chromosomes and DNAse from
degrading their ends.
They facilitate replication
without loss of material.
Most species have telomeric
3’G overhangs that form G-
quartets (Hoogstein base-
Contain tandem repeats which
are highly conserved
(TTAGGGG in man)
These 500-3,000 repeats in
normal cells shorten with age
26. The stability of the T-
loop is largely
dependent on the
integrity of associated
proteins called the
TRF (telomeric repeat-binding factor) 1 and TRF2 bind to the
double-stranded segment of telomeric DNA. POT1 (protein
protection of telomeres 1) binds directly to the single-stranded
telomeric DNA and interacts directly with TPP1 (tripeptidyl
peptidase 1). Rap1 (repressor activator protein 1) binds TRF2, and
TIN2 (TRF1-interacting nuclear factor 2) is a central component of
the complex interacting with TRF1, TRF2 and TPP1.
27. TERRA (Telomeric
which may have
roles (?) in
regulation and in
leads to RF collapse.
28. Most human cells lack
telomerase. In normal
cells that still produce
functional p53 and have
checkpoints intact, this
triggers cell death. But a
cell that has acquired a
p53 mutation may ignore
this signal and cause
damage. Some cells
chromosomal stability for
cell survival. These
damaged cells can then

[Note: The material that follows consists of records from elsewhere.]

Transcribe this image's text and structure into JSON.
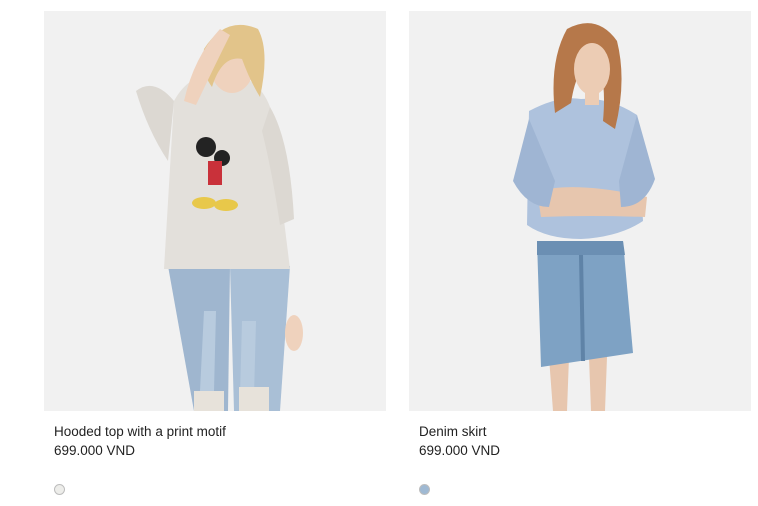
{
  "products": [
    {
      "title": "Hooded top with a print motif",
      "price": "699.000 VND",
      "swatch_color": "#ededea",
      "image_label": "model-wearing-hooded-top"
    },
    {
      "title": "Denim skirt",
      "price": "699.000 VND",
      "swatch_color": "#9fb9d3",
      "image_label": "model-wearing-denim-skirt"
    }
  ],
  "colors": {
    "image_background": "#f1f1f1",
    "text": "#222222"
  }
}
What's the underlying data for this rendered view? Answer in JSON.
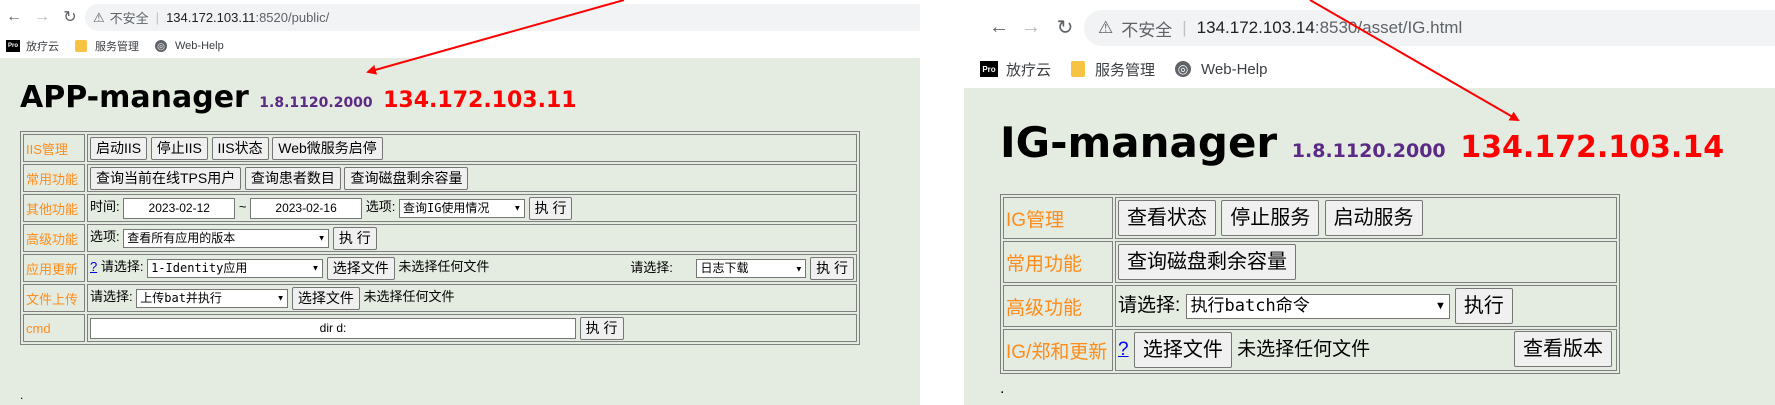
{
  "left": {
    "url_prefix": "134.172.103.11",
    "url_suffix": ":8520/public/",
    "security_text": "不安全",
    "bookmarks": [
      "放疗云",
      "服务管理",
      "Web-Help"
    ],
    "pro_icon_text": "Pro",
    "title": "APP-manager",
    "version": "1.8.1120.2000",
    "ip": "134.172.103.11",
    "rows": {
      "iis_label": "IIS管理",
      "iis_buttons": [
        "启动IIS",
        "停止IIS",
        "IIS状态",
        "Web微服务启停"
      ],
      "common_label": "常用功能",
      "common_buttons": [
        "查询当前在线TPS用户",
        "查询患者数目",
        "查询磁盘剩余容量"
      ],
      "other_label": "其他功能",
      "time_label": "时间:",
      "date_from": "2023-02-12",
      "tilde": "~",
      "date_to": "2023-02-16",
      "option_label": "选项:",
      "other_select": "查询IG使用情况",
      "run": "执 行",
      "advanced_label": "高级功能",
      "advanced_option_label": "选项:",
      "advanced_select": "查看所有应用的版本",
      "update_label": "应用更新",
      "update_help": "?",
      "please_select": "请选择:",
      "update_select": "1-Identity应用",
      "choose_file": "选择文件",
      "no_file": "未选择任何文件",
      "please_select2": "请选择:",
      "log_select": "日志下载",
      "upload_label": "文件上传",
      "upload_please_select": "请选择:",
      "upload_select": "上传bat并执行",
      "cmd_label": "cmd",
      "cmd_value": "dir d:"
    },
    "dot": "."
  },
  "right": {
    "url_prefix": "134.172.103.14",
    "url_suffix": ":8530/asset/IG.html",
    "security_text": "不安全",
    "bookmarks": [
      "放疗云",
      "服务管理",
      "Web-Help"
    ],
    "pro_icon_text": "Pro",
    "title": "IG-manager",
    "version": "1.8.1120.2000",
    "ip": "134.172.103.14",
    "rows": {
      "ig_label": "IG管理",
      "ig_buttons": [
        "查看状态",
        "停止服务",
        "启动服务"
      ],
      "common_label": "常用功能",
      "common_buttons": [
        "查询磁盘剩余容量"
      ],
      "advanced_label": "高级功能",
      "please_select": "请选择:",
      "advanced_select": "执行batch命令",
      "run": "执行",
      "update_label": "IG/郑和更新",
      "update_help": "?",
      "choose_file": "选择文件",
      "no_file": "未选择任何文件",
      "view_version": "查看版本"
    },
    "dot": "."
  },
  "colors": {
    "page_bg": "#e4ebe0",
    "label_orange": "#ff8c1a",
    "ip_red": "#ff0000",
    "version_purple": "#5b2a86",
    "arrow_red": "#ff0000"
  },
  "icons": [
    "back-arrow-icon",
    "forward-arrow-icon",
    "reload-icon",
    "warning-icon",
    "pro-icon",
    "folder-icon",
    "globe-icon",
    "dropdown-arrow-icon"
  ]
}
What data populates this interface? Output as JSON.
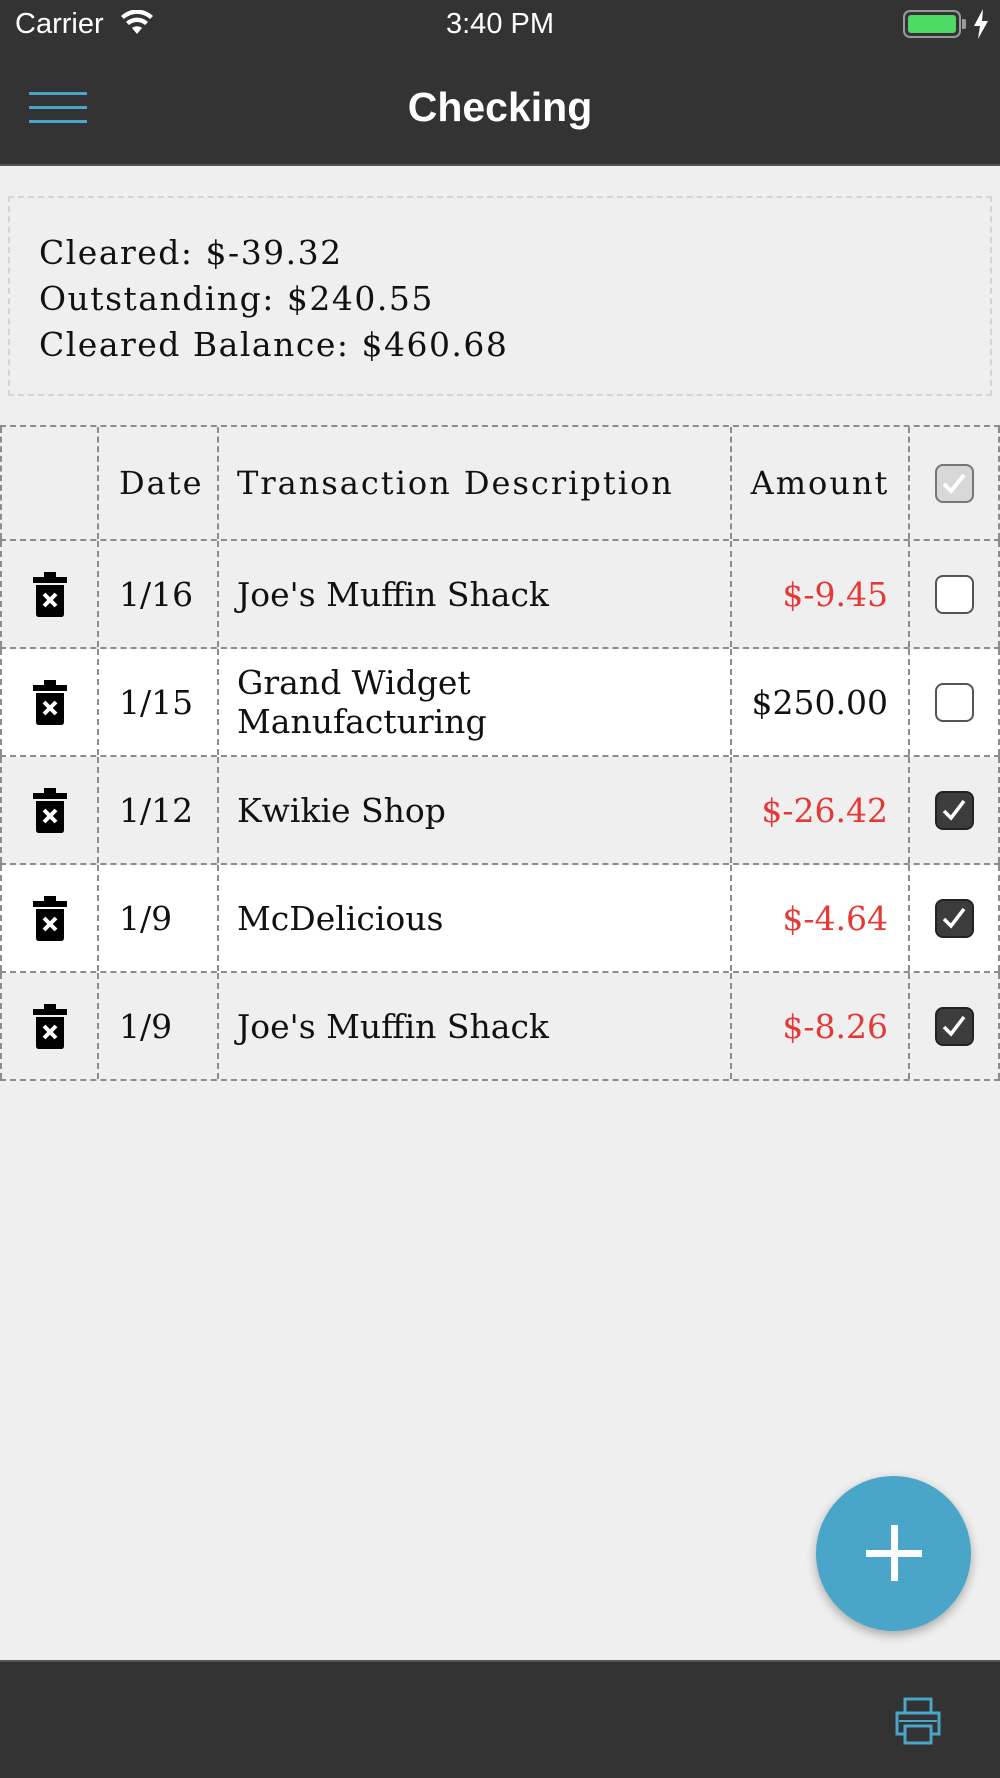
{
  "status_bar": {
    "carrier": "Carrier",
    "time": "3:40 PM",
    "battery_color": "#4cd964"
  },
  "nav": {
    "title": "Checking",
    "menu_icon": "hamburger-menu-icon",
    "accent_color": "#4aa6c8"
  },
  "summary": {
    "cleared": "Cleared: $-39.32",
    "outstanding": "Outstanding: $240.55",
    "cleared_balance": "Cleared Balance: $460.68"
  },
  "table": {
    "headers": {
      "date": "Date",
      "description": "Transaction Description",
      "amount": "Amount",
      "select_all_checked": true
    },
    "rows": [
      {
        "date": "1/16",
        "description": "Joe's Muffin Shack",
        "amount": "$-9.45",
        "negative": true,
        "cleared": false
      },
      {
        "date": "1/15",
        "description": "Grand Widget Manufacturing",
        "amount": "$250.00",
        "negative": false,
        "cleared": false
      },
      {
        "date": "1/12",
        "description": "Kwikie Shop",
        "amount": "$-26.42",
        "negative": true,
        "cleared": true
      },
      {
        "date": "1/9",
        "description": "McDelicious",
        "amount": "$-4.64",
        "negative": true,
        "cleared": true
      },
      {
        "date": "1/9",
        "description": "Joe's Muffin Shack",
        "amount": "$-8.26",
        "negative": true,
        "cleared": true
      }
    ]
  },
  "fab": {
    "icon": "plus-icon",
    "color": "#4aa6c8"
  },
  "bottom_bar": {
    "icon": "printer-icon"
  },
  "colors": {
    "negative_amount": "#e53935",
    "bar_background": "#333333",
    "page_background": "#efefef"
  }
}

go on to accumulate the
needed to produce a
29. The mitochondria and chloroplasts also have a DNA genome
(or chromosome). These resemble procaryotic genomes
(likely due to the endosymbiotic origin of these organelles)
but are much smaller.
The mitochondrial genome varies in size among eukaryotes
(mammals =16.5 kb & 37 genes, yeast and plants are greater
than 5X this).
Chloroplasts are ~120
kb and have ~120 genes.
DNA in ORGANELLES
30. DNA Can Undergo Reversible Strand Separation
Denaturation or “melting,”(unwinding and separation
of DNA strands), can be induced by increasing the
temperature of a solution of DNA.
Denaturation and renaturation of DNA are the basis
of nucleic acid hybridization.
Loss of the multiple weak interactions holding the
strands together along the entire length of the DNA
molecules lead to an abrupt change in the
absorption of ultraviolet (UV) light.
The melting temperature (Tm ) at which DNA strands
will separate depends on several factors:
a. When the ion concentration is low, shielding of
negatively charged phosphate groups in the two
strands by positively charged ions is
decreased, thus increasing the repulsive forces
between the strands and reducing the Tm.
31. b. A greater proportion of G-C pairs require higher
temperatures to denature.
c. pH extremes denature DNA at low temperature. At low
pH, the bases become positively charged, repelling each
other. At high pH, the bases become negatively
charged, again repelling each other because of the
d. Agents that destabilize hydrogen bonds, such as
formamide or urea, also lower the Tm.
32. Through the analysis of DNA renaturation studies, the large sizes
of eukaryotic genomes reveal large amounts of repeated DNA.
These undergo a complex pattern of re-annealing which reveals
a large amount of repeated DNA sequences (fast annealing) and
unique, non-repeated DNA (slow annealing).
Hinweis der Redaktion
A NUCLEOSOME(11 nm fiber) is composed of histoneoctamer (2 each of H2A, H2B, H3, H4) around which is wound 176 DNA base pairs; nucleosomes are linked to each other by H1Larger fibers made of nucleosome groups are called SOLENOIDS (30 nm fiber)